Records shown =>
....

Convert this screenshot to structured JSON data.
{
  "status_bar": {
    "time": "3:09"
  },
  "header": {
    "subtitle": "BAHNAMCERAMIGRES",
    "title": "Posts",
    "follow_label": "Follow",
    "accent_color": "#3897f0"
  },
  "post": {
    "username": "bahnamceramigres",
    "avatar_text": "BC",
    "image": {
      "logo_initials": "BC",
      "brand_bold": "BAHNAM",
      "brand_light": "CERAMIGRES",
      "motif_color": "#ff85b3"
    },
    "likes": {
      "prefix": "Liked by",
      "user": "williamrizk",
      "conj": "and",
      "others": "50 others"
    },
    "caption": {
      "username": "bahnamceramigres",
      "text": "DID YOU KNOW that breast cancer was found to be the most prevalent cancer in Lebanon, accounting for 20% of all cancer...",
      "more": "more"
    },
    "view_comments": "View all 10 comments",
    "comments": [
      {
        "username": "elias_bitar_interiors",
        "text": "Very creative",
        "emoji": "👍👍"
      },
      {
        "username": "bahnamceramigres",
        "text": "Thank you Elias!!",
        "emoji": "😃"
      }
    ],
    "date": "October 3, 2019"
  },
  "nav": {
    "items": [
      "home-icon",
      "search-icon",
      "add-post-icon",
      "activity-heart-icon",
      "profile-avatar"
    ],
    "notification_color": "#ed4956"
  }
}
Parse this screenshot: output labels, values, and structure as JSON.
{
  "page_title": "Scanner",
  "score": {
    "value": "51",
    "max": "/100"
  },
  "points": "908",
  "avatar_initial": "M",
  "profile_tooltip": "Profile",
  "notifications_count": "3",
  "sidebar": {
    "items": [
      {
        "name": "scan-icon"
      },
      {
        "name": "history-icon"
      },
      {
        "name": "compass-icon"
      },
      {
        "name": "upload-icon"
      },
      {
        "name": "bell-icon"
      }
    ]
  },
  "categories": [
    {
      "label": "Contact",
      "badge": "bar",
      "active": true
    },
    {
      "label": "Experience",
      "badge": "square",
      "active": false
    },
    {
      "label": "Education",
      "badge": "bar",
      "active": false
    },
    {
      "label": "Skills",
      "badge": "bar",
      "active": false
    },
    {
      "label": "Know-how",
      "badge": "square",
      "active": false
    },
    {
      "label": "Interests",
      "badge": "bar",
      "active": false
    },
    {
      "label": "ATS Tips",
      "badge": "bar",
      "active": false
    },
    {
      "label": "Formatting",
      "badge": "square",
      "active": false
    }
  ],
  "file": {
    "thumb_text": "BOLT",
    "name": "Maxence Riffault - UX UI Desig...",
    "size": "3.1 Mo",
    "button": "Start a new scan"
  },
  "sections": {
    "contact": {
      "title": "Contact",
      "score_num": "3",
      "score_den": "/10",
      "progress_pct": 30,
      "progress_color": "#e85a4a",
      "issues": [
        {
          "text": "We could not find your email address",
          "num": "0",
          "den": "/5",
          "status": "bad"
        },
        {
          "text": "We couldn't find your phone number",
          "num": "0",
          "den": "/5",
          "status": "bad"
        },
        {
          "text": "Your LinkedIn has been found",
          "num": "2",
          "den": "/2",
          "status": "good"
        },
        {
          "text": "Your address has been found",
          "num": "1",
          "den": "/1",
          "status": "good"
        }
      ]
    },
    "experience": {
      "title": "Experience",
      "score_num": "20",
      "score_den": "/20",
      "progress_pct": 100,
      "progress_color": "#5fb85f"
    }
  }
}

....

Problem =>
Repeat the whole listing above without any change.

Finished exercise =>
Convert this screenshot to structured JSON data.
{
  "status_bar": {
    "time": "3:09"
  },
  "header": {
    "subtitle": "BAHNAMCERAMIGRES",
    "title": "Posts",
    "follow_label": "Follow",
    "accent_color": "#3897f0"
  },
  "post": {
    "username": "bahnamceramigres",
    "avatar_text": "BC",
    "image": {
      "logo_initials": "BC",
      "brand_bold": "BAHNAM",
      "brand_light": "CERAMIGRES",
      "motif_color": "#ff85b3"
    },
    "likes": {
      "prefix": "Liked by",
      "user": "williamrizk",
      "conj": "and",
      "others": "50 others"
    },
    "caption": {
      "username": "bahnamceramigres",
      "text": "DID YOU KNOW that breast cancer was found to be the most prevalent cancer in Lebanon, accounting for 20% of all cancer...",
      "more": "more"
    },
    "view_comments": "View all 10 comments",
    "comments": [
      {
        "username": "elias_bitar_interiors",
        "text": "Very creative",
        "emoji": "👍👍"
      },
      {
        "username": "bahnamceramigres",
        "text": "Thank you Elias!!",
        "emoji": "😃"
      }
    ],
    "date": "October 3, 2019"
  },
  "nav": {
    "items": [
      "home-icon",
      "search-icon",
      "add-post-icon",
      "activity-heart-icon",
      "profile-avatar"
    ],
    "notification_color": "#ed4956"
  }
}
Parse this screenshot: output labels, values, and structure as JSON.
{
  "page_title": "Scanner",
  "score": {
    "value": "51",
    "max": "/100"
  },
  "points": "908",
  "avatar_initial": "M",
  "profile_tooltip": "Profile",
  "notifications_count": "3",
  "sidebar": {
    "items": [
      {
        "name": "scan-icon"
      },
      {
        "name": "history-icon"
      },
      {
        "name": "compass-icon"
      },
      {
        "name": "upload-icon"
      },
      {
        "name": "bell-icon"
      }
    ]
  },
  "categories": [
    {
      "label": "Contact",
      "badge": "bar",
      "active": true
    },
    {
      "label": "Experience",
      "badge": "square",
      "active": false
    },
    {
      "label": "Education",
      "badge": "bar",
      "active": false
    },
    {
      "label": "Skills",
      "badge": "bar",
      "active": false
    },
    {
      "label": "Know-how",
      "badge": "square",
      "active": false
    },
    {
      "label": "Interests",
      "badge": "bar",
      "active": false
    },
    {
      "label": "ATS Tips",
      "badge": "bar",
      "active": false
    },
    {
      "label": "Formatting",
      "badge": "square",
      "active": false
    }
  ],
  "file": {
    "thumb_text": "BOLT",
    "name": "Maxence Riffault - UX UI Desig...",
    "size": "3.1 Mo",
    "button": "Start a new scan"
  },
  "sections": {
    "contact": {
      "title": "Contact",
      "score_num": "3",
      "score_den": "/10",
      "progress_pct": 30,
      "progress_color": "#e85a4a",
      "issues": [
        {
          "text": "We could not find your email address",
          "num": "0",
          "den": "/5",
          "status": "bad"
        },
        {
          "text": "We couldn't find your phone number",
          "num": "0",
          "den": "/5",
          "status": "bad"
        },
        {
          "text": "Your LinkedIn has been found",
          "num": "2",
          "den": "/2",
          "status": "good"
        },
        {
          "text": "Your address has been found",
          "num": "1",
          "den": "/1",
          "status": "good"
        }
      ]
    },
    "experience": {
      "title": "Experience",
      "score_num": "20",
      "score_den": "/20",
      "progress_pct": 100,
      "progress_color": "#5fb85f"
    }
  }
}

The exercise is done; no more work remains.